    The differences in brightness are what you'd expect given the different voltages I'm afraid. If you're not tied to using a coin cell then you could instead use a LiPo battery - those supply 3.7v(ish) and would provide enough voltage to keep 3.3v on the microcontroller most of the time - plus they are rechargeable :)

    As @maze1980 points out, the diodes aren't the best way to do things, but they are easy! Another thing I do with the Original and Pico boards is the circuit shown here: https://www.espruino.com/Original#power

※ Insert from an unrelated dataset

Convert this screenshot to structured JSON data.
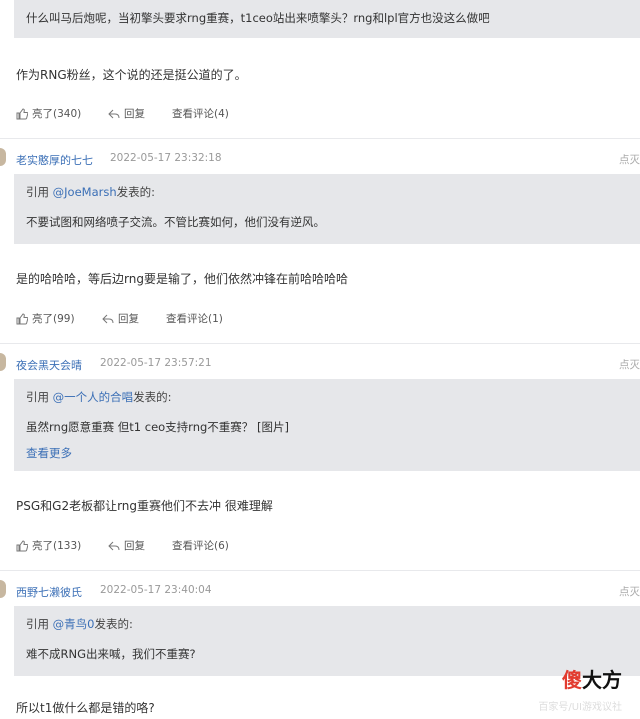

    Looks compilicated but you only care about the left-hand half. Basically you use a diode for USB where you have enough voltage to spare, and then you use a PFET (a p-channel field effect transistor) across the battery that is controlled from USB power. That way when there's no USB power the battery is used, and when there is, the battery is disconnected and everything is powered through the diode.

  • Hey @AkosLukacs, I have two multiplexed 7-segment LEDs and five more LEDs each with their own GPIO pin, all colored blue. All of them are tied to a 330 ohm resistor in series. The microcontroller I'm using operates on 3.3v logic so this might not be necessary, I just tossed the resistors in for safety. The LEDs are fairly visible during normal use, although not at their peak brightness. My circuit is a wristwatch, so I don't have the real estate for two AA batteries.

  • Ah, ok. I meant the 2*AA suggestion while you are developing, so you don't waste a lot of coin cells. Blue LEDs forward voltage is right around 3V or so,
    Gordon's circuit maybe the easiest way forward, as there is no diode waste running from the battery. And no different voltage levels when powered from USB or battery.

  • Yeah, so with blue LEDs you don't have much voltage in hand. Even with the 3v from the coin cell it's going to be a bit tight (but the good news is it'd so 'on edge' that moving to a schottky will help you out noticeably).

    Personally, what I'd suggest is to use a small LiPo rechargeable battery and a LiPo charger board (which will have a USB connector on it anyway). You can then power the watch direct from the LiPo, and when you plug into USB it'll charge the LiPo which will have the effect of also powering the watch.

    With a bit of searching local shops or eBay/Amazon you may even find a cheap mini torch/power bank that has a LiPo battery, charger and USB connector in it that you could use for parts.

  • @Gordon Thanks for the idea, I don't have the skill or area on my circuit board to integrate a lipo charging circuit, so I might just have an off-the-shelf charging board in my charging dock/cable.

  • Post a reply
    • Bold
    • Italics
    • Link
    • Image
    • List
    • Quote
    • code
    • Preview
About

simultaneous power with coin cell battery and USB power

Posted by Avatar for barry_b_benson @barry_b_benson

Actions